| Task objective |
Return every entry below word for word and leave out any picture.

| Extracted data |
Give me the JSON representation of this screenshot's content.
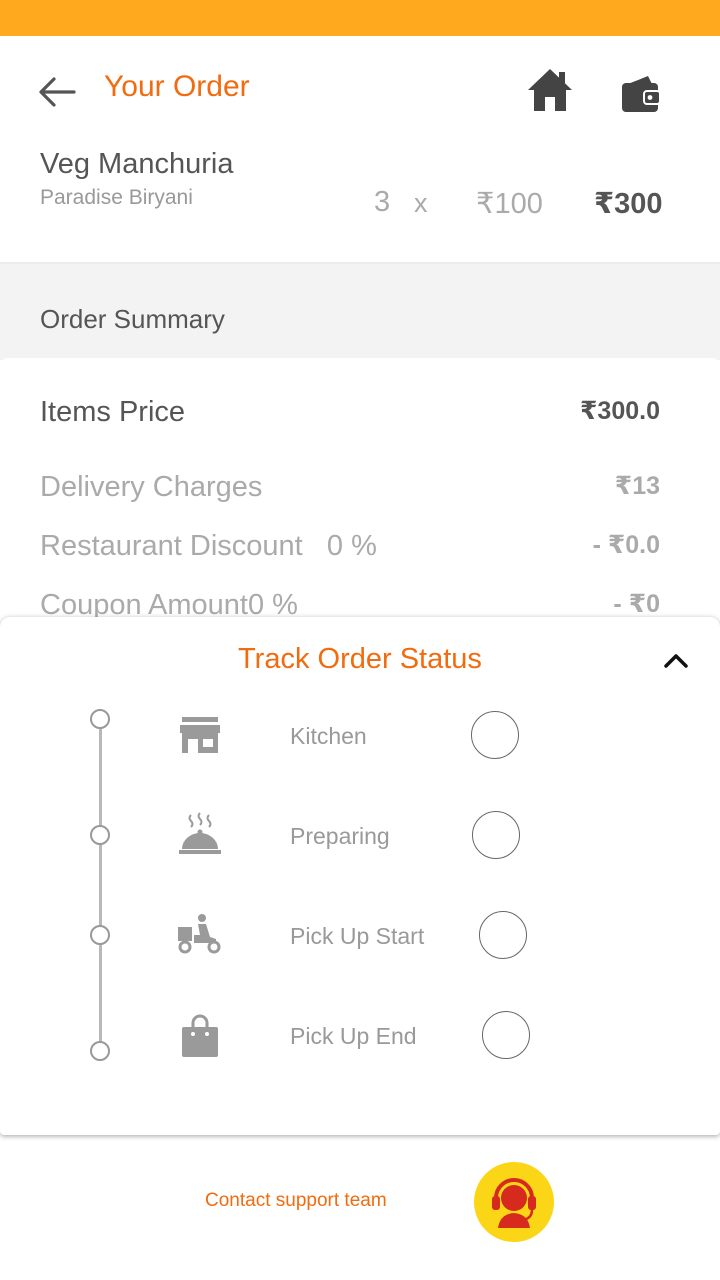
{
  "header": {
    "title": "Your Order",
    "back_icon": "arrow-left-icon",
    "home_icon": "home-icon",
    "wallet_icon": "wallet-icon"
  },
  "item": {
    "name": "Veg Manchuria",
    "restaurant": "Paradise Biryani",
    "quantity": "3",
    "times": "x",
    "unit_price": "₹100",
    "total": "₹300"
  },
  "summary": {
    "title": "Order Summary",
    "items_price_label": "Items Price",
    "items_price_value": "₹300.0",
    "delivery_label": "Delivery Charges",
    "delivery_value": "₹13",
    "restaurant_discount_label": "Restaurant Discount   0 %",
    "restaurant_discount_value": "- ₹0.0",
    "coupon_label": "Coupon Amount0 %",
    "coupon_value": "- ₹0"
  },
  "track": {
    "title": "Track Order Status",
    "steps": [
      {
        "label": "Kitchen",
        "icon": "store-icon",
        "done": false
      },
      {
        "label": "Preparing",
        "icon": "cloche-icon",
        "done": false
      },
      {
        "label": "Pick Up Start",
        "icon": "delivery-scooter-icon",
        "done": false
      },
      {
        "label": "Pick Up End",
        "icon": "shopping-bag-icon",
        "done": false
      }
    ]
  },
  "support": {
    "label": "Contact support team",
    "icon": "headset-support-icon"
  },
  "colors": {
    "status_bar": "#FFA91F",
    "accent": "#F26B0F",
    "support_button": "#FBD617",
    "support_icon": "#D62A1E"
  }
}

| Result of this exercise |
Give me the JSON representation of this screenshot's content.
{
  "header": {
    "title": "Your Order",
    "back_icon": "arrow-left-icon",
    "home_icon": "home-icon",
    "wallet_icon": "wallet-icon"
  },
  "item": {
    "name": "Veg Manchuria",
    "restaurant": "Paradise Biryani",
    "quantity": "3",
    "times": "x",
    "unit_price": "₹100",
    "total": "₹300"
  },
  "summary": {
    "title": "Order Summary",
    "items_price_label": "Items Price",
    "items_price_value": "₹300.0",
    "delivery_label": "Delivery Charges",
    "delivery_value": "₹13",
    "restaurant_discount_label": "Restaurant Discount   0 %",
    "restaurant_discount_value": "- ₹0.0",
    "coupon_label": "Coupon Amount0 %",
    "coupon_value": "- ₹0"
  },
  "track": {
    "title": "Track Order Status",
    "steps": [
      {
        "label": "Kitchen",
        "icon": "store-icon",
        "done": false
      },
      {
        "label": "Preparing",
        "icon": "cloche-icon",
        "done": false
      },
      {
        "label": "Pick Up Start",
        "icon": "delivery-scooter-icon",
        "done": false
      },
      {
        "label": "Pick Up End",
        "icon": "shopping-bag-icon",
        "done": false
      }
    ]
  },
  "support": {
    "label": "Contact support team",
    "icon": "headset-support-icon"
  },
  "colors": {
    "status_bar": "#FFA91F",
    "accent": "#F26B0F",
    "support_button": "#FBD617",
    "support_icon": "#D62A1E"
  }
}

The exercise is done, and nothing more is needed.